The Tattooist of Auschwitz Review
The Tattooist of Auschwitz by Heather Morris: My Review
Rating: 4/5 stars
If you wake up in the morning, it is a good day.
The Tattooist of Auschwitz made me realise how much I love books that are based on true stories. Don't get me wrong, I certainly could not live in a world where fiction books don't exist, but there is just so much value to stories like this, stories that need to be heard and remembered and probably wouldn't be if it weren't for literature. Fortunately, Morris' endeavors now mean Lale's story will never be forgotten and will impact and change many lives as more and more people read it.
Lale Sokolov was a Slovakian Jew who was granted the privileged position of tattooist at the camps of Auschwitz and Birkenau to mark new prisoners as they enter. This gives him special perks including more rations, better sleeping conditions and more freedom around the camp. Because of this freedom, he is also able to exchange the money and valuable possessions of those who died in the gas chambers for food and medicine, which he provides his fellow prisoners with. I wish I knew the number of how many lives his generosity saved - the way he never gives up and is willing to risk his life countless times to help others is worth its weight in gold. During the darkest of times, there will always be people who shine, and Lale is one of them.

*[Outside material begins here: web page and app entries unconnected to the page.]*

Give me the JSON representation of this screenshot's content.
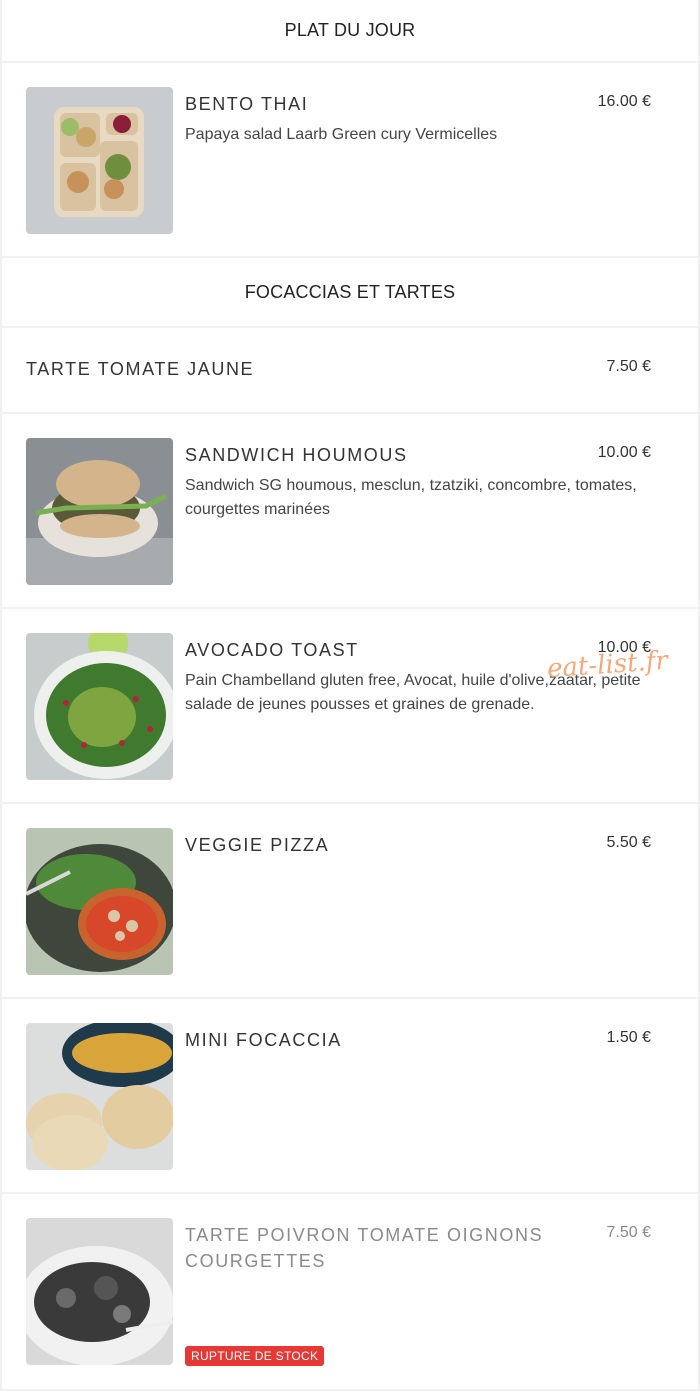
{
  "sections": [
    {
      "title": "PLAT DU JOUR"
    },
    {
      "title": "FOCACCIAS ET TARTES"
    }
  ],
  "items": [
    {
      "name": "BENTO THAI",
      "price": "16.00 €",
      "desc": "Papaya salad Laarb Green cury Vermicelles",
      "image": "bento-photo"
    },
    {
      "name": "TARTE TOMATE JAUNE",
      "price": "7.50 €",
      "desc": "",
      "image": ""
    },
    {
      "name": "SANDWICH HOUMOUS",
      "price": "10.00 €",
      "desc": "Sandwich SG houmous, mesclun, tzatziki, concombre, tomates, courgettes marinées",
      "image": "sandwich-photo"
    },
    {
      "name": "AVOCADO TOAST",
      "price": "10.00 €",
      "desc": "Pain Chambelland gluten free, Avocat, huile d'olive,zaatar, petite salade de jeunes pousses et graines de grenade.",
      "image": "avocado-toast-photo"
    },
    {
      "name": "VEGGIE PIZZA",
      "price": "5.50 €",
      "desc": "",
      "image": "pizza-photo"
    },
    {
      "name": "MINI FOCACCIA",
      "price": "1.50 €",
      "desc": "",
      "image": "focaccia-photo"
    },
    {
      "name": "TARTE POIVRON TOMATE OIGNONS COURGETTES",
      "price": "7.50 €",
      "desc": "",
      "image": "tarte-photo",
      "badge": "RUPTURE DE STOCK"
    }
  ],
  "watermark": "eat-list.fr",
  "colors": {
    "badge": "#e53935",
    "watermark": "#f39a64"
  }
}
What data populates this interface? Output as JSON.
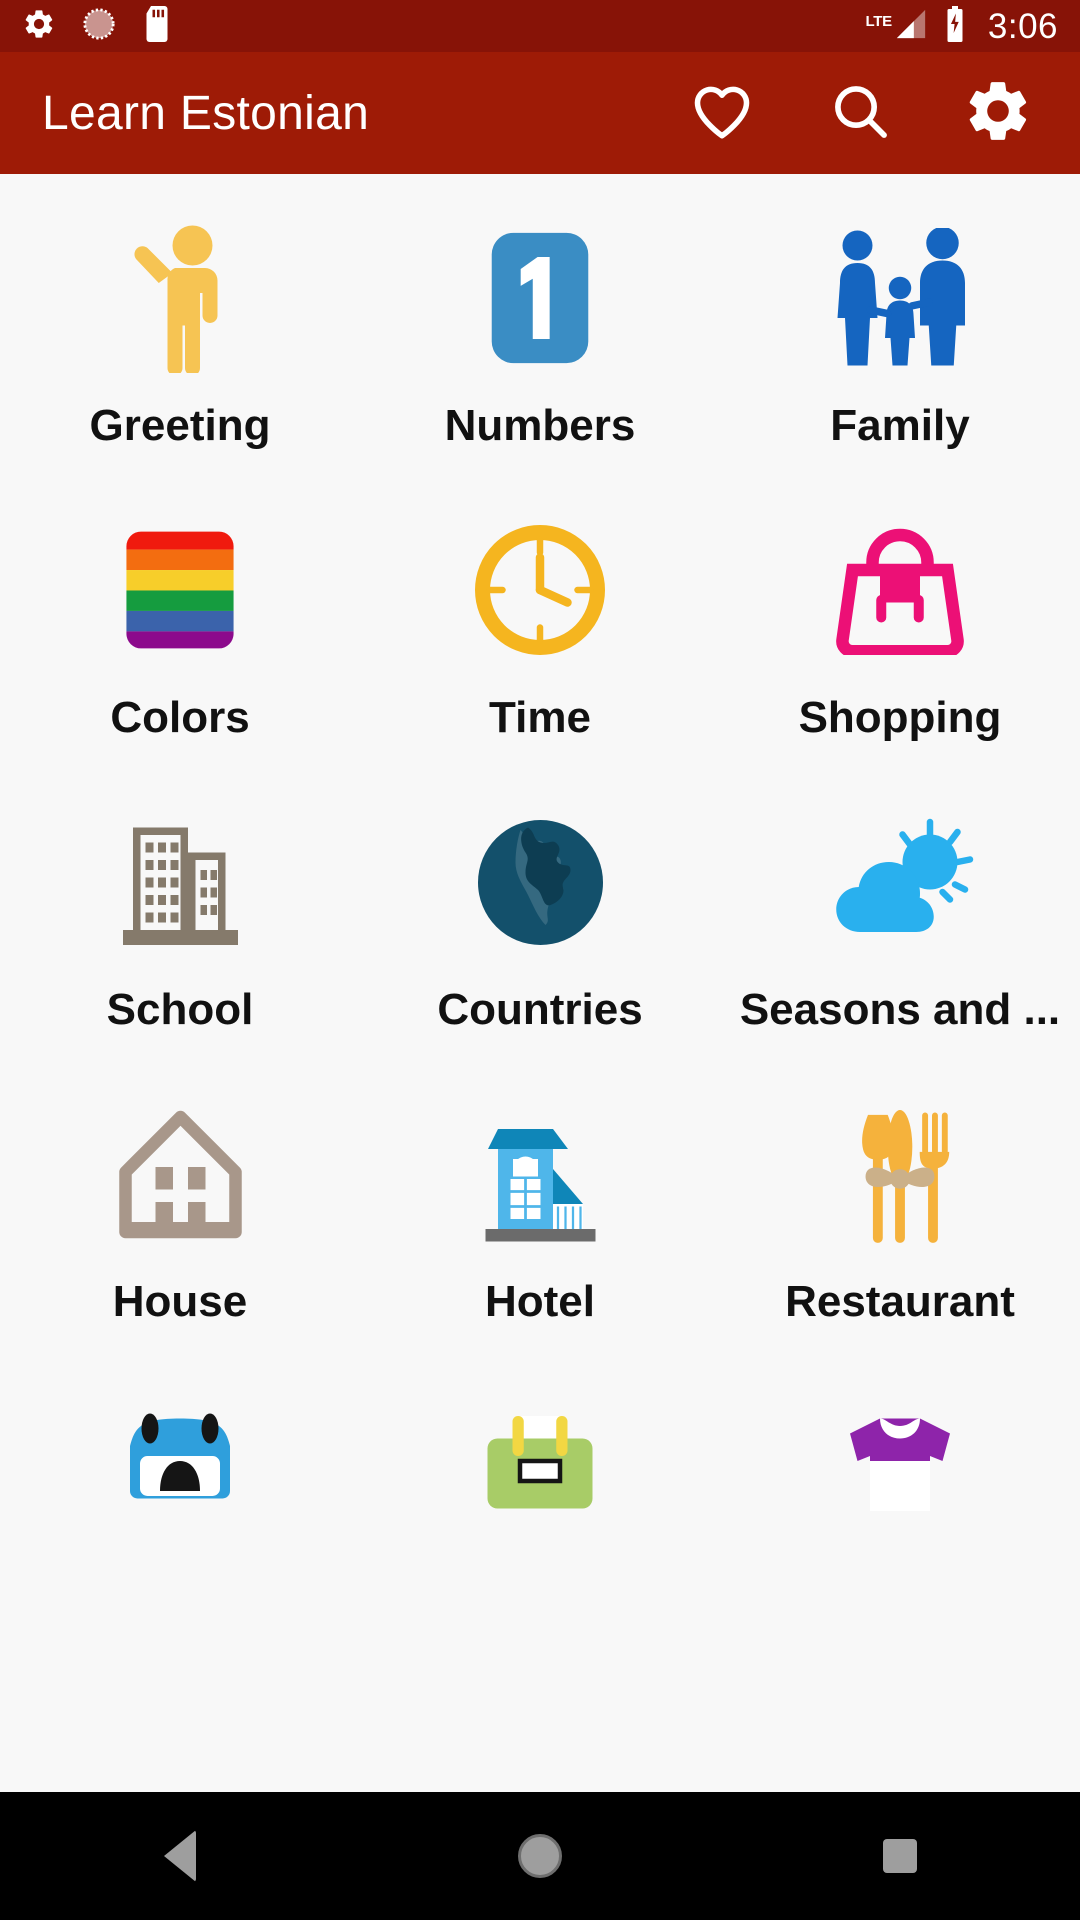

While giving a tattoo, he meets 18-year-old Gita who instantly captures his heart. As upsetting and unimaginable as this tale is, there is such a beautiful love story as its core that I could not stop smiling at, and the determination each of them showed to survive and be together was so spectacular, it's hard to believe it isn't a work of fiction. As well as Lale and Gita, every character was portrayed brilliantly, whether they were good or bad, and I could imagine the whole true scenario with great clarity, which on many occasions made it extremely upsetting and hard to read but equally an important situation to comprehend. Each of them are pushed to the breaking point but never actually break, some fortunate enough to miraculously survive during the bleakest of times. But while the book is about these things, it's also about the triumph of the human spirit, about compassion and hope and never losing your faith.
Morris took several years to write Lale's story and I believe she has written a book that Lale would be extremely proud of. Her writing is filled with utmost care and consideration, putting our everyday problems into perspective against one of the most brutal and sickening periods of history.
The reason why I'm not giving The Tattooist of Auschwitz a full 5 stars is because, despite the horrific events and immense struggles faced by the characters, I didn't feel as much emotion as I expected to, which I think is due to the writing being less rich with emotion than other historical books I've read. It had a kind of storytelling tone, which I suppose makes sense as the author is of course retelling a story that isn't hers, but at times I just felt an emotional disconnect from the characters. That being said, it is certainly impossible to dislike Lale and how he uses his position to alter the fate of so many innocent prisoners. I think the stark contrast between humanity at its best and at its worst that is present in The Tattooist of Auschwitz is something that everyone should be exposed to, and while the content of the book is undeniably harrowing, there aren't really any overly graphic descriptions so I think the appeal of the book shouldn't be lost on younger audiences either.
There are sure to be many other tales from history that will always unfortunately remain untold, but I'm very glad we at least have Lale's, a man whose strength and selflessness can now inspire generations.